Becoming data-driven and digital-first

Whichever business models emerge, insurers will need to ensure that they have the necessary tools and data to allow them to meet their customers’ evolving and more varied needs. Finding ways to leverage new and alternative sources of data that will enable greater customer insight, automation and personalization will be critical to carriers hoping to succeed in this rapidly evolving marketplace. Underpinning this is the need to update existing tools and processes with effective, flexible and scalable replacements – one of the most pressing needs facing the US life insurance industry.

Some insurers are already making progress in developing the automation and personalization capabilities that are the foundation of such customizable services, with experiments already underway by digital leaders in the US, Europe and the Asia-Pacific region.

Analytical insights


of outperforming insurers leverage advanced analytics solutions.

Once these new tools and processes are developed, they should provide information about how existing customers are using them, but this will need to be supplemented with data from broader sources to enable genuine insights about emerging trends to enable products and services to adapt and evolve over time. While there are ongoing challenges around regulation, security, privacy, and trust – especially around health data – life insurers are becoming increasingly confident that they will be able to unlock insights on both existing and potential customers.
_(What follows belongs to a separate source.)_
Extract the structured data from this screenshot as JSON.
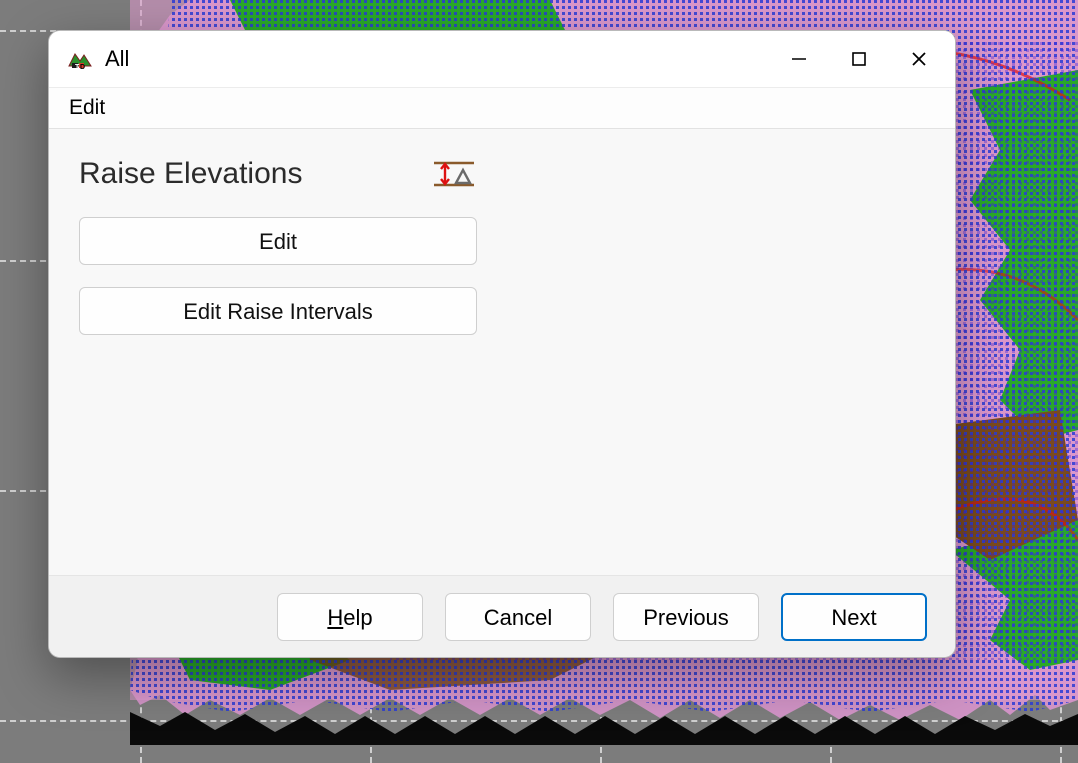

But, for this, they need the right people, as well as the right tools.

Finding the right talent

Digital capabilities need digitally trained staff, but that does not mean that the era of the traditional insurance agent is coming to an end. Instead, insurers need to focus on up-skilling their existing workforce while simultaneously attracting new talent into the industry.

A key challenge is that a career as an insurance agent is not as attractive as it used to be. Many family-run agencies that have operated for generations no longer have their children following in their parents’ footsteps. In addition, enhanced digital capabilities mean that entry-level paperwork and data entry roles are becoming rarer, with advisory and digital expertise becoming increasingly important as a result.

This is creating a talent shortage that is making it hard for many insurers to thrive. Insurers need to demonstrate the appeal and potential of careers at their firms in their job advertisements, including an emphasis on training opportunities.

Reframing the next decade for US life insurance

Many of the industry’s needs – be it dealing with low-interest rates, becoming more customer-centric or updating technologies to enable a more data-driven approach – have been known for most of the last decade.

The challenge of scaling up rapidly means that tech-focused competitors may now be open to forging partnerships and alliances to maximize the potential of this emerging ecosystem. By taking advantage of this unique opportunity, insurers can upskill their workforce and build a wider partner ecosystem that is able to create digitally enabled user experiences designed specifically for the changing needs of their customers.

Insurers are facing a once-in-a-lifetime situation. Approached in the right way, it can help drive growth and create new markets to sustain the industry for years to come.

By successfully reorienting their business model so that they become partners capable of meeting the financial needs of their customers, life insurers in the US have a fantastic opportunity to capitalize on these opportunities.

And those that don’t could be left trailing in their wake.



Today’s challenging environment and shifting customer priorities mean the US life insurance industry will radically change over the next decade. A customer-centric approach supported by updated technology and data-driven customization will see a whole new ecosystem emerge, based around commoditization of services designed to boost financial well-being across generations. Insurers need to identify the right business models and start their transformation now if they are going to be ready for what’s next.

About this article

By Ed Majkowski

EY Americas Insurance Sector and Consulting Leader

Transformational insurance leader.